The increased recognition that OSA accompanies other systemic diseases was also discussed. One presentation highlighted the fact that patients with OSA tend to be more obese, more insulin resistant and have higher systolic blood pressures than patients without OSA, thus having higher cardiovascular risks. In these patients lower thresholds for statin use may be more appropriate.64 Another presentation discussed the finding that continuous positive airway pressure does not improve glycaemic control in patients with insulin resistance or type 2 diabetes and OSA.65
Support for the new home oxygen guidelines introduced in February 2006 was reinforced in a poster indicating that patients' oxygen requirements change within 6 weeks of discharge from hospital, hence the importance of follow‐up assessment at this time.66 Another poster recommended overnight stay for assessment of long‐term oxygen treatment to prevent the development of iatrogenic hypercapnia.67 However, the use of oxygen acutely was not reported to be without concern, with several posters highlighting the important issue of its overuse in patients with COPD68 and suggestions for prevention of the use of high flow oxygen in the ambulance setting by the administration of oxygen alert cards.69
The role of non‐invasive ventilation (NIV) was discussed in the context of a variety of topics.
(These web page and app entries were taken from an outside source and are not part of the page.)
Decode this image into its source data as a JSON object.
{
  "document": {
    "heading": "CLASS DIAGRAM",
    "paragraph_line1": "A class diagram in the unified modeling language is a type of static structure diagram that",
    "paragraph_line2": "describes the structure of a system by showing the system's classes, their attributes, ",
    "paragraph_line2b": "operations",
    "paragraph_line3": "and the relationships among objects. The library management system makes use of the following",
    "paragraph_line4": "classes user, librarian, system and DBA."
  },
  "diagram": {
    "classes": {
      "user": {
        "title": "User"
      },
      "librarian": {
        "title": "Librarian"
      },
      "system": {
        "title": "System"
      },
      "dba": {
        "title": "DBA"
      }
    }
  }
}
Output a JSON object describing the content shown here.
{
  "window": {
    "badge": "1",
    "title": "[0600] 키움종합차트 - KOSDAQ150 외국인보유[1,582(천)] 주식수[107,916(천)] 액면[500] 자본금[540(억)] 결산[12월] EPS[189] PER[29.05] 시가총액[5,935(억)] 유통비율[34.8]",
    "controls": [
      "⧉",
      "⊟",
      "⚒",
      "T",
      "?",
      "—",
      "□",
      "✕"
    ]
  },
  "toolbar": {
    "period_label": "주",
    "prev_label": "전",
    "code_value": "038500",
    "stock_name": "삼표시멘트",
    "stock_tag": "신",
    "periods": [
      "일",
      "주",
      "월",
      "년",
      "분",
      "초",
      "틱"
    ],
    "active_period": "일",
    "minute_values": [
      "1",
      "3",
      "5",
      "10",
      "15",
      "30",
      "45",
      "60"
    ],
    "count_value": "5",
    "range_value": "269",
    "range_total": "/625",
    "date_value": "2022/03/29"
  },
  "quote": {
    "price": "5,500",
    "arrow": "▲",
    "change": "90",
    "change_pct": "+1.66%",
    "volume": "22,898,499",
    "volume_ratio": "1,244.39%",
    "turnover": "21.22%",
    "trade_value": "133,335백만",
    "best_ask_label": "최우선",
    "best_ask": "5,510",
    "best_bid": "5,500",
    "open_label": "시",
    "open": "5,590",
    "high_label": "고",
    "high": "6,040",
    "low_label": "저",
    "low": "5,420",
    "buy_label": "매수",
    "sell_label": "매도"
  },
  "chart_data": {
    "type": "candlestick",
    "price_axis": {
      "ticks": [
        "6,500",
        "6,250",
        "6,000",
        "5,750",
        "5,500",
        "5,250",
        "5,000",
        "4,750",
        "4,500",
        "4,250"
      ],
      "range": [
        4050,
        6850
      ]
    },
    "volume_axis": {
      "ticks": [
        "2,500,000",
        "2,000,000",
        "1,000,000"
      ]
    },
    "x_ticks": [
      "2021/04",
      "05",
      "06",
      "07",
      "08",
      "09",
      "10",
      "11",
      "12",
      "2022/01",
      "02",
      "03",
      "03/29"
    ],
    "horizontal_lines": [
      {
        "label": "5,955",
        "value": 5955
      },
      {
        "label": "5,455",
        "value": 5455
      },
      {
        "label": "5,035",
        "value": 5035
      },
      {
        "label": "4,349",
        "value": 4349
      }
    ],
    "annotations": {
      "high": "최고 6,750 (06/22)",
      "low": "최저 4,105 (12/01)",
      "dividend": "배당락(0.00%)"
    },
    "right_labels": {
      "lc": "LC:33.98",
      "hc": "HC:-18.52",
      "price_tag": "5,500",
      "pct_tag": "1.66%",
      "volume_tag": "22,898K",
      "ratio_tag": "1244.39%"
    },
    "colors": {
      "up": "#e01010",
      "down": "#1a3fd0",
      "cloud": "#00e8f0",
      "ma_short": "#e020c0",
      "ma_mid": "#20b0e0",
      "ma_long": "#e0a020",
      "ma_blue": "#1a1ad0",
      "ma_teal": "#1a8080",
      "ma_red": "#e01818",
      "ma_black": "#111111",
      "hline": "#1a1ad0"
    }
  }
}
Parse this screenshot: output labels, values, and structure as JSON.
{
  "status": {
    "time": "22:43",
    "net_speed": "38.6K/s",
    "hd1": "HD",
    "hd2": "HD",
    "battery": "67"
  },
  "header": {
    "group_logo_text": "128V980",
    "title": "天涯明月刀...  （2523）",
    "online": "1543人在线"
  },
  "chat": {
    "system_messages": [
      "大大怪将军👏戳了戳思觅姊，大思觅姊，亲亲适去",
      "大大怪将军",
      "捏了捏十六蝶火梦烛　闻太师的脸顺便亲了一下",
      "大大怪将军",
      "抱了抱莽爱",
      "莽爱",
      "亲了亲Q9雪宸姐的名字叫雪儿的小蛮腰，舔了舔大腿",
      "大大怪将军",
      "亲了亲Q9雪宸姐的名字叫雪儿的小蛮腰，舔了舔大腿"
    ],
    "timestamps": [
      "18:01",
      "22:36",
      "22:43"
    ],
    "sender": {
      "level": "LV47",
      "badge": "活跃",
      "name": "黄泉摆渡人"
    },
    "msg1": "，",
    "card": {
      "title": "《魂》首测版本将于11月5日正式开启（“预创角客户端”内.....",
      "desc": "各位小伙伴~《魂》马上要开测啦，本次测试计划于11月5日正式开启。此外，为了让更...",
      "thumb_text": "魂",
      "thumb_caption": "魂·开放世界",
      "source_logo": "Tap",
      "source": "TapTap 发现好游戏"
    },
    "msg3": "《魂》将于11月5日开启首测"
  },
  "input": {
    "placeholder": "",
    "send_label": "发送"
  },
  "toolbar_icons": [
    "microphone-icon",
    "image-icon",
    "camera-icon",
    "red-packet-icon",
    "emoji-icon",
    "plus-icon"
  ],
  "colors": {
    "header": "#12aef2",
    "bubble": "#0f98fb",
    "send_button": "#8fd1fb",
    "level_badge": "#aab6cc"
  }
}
The use of NIV or intubation early in type 2 respiratory failure in patients with COPD was highlighted as a method for reducing in‐hospital mortality.70 In one poster presentation, delays in starting NIV were found in 25% of cases, suggesting the need for target times to reduce the risk of death, as with other diseases.71 There was also a presentation on the uptake of home NIV, stressing that patients with OHS tolerate it best, whereas after thoracoplasty patients have a much lower probability of continuation.72 It was also tolerated well in patients with COPD.73
Thorax celebrated its 60th birthday in 2006 with a special December edition and a lunchtime meeting on the last day of the BTS Winter Meeting. This celebration included presentations by Dr Fiona Godlee, Editor of the BMJ, and Professor Anthony Seaton, Editor of Thorax from 1977 to 1982. They both gave very interesting insights into how Thorax has developed over the years and how the work of the editors has changed since the start of the journal in 1946. No doubt Thorax will continue to evolve over the next 60 years and we wish the journal every success.
Thanks to Professor Stephen Holgate for allowing the use of the title of his lecture for the title of this piece of work.
Competing interests: None.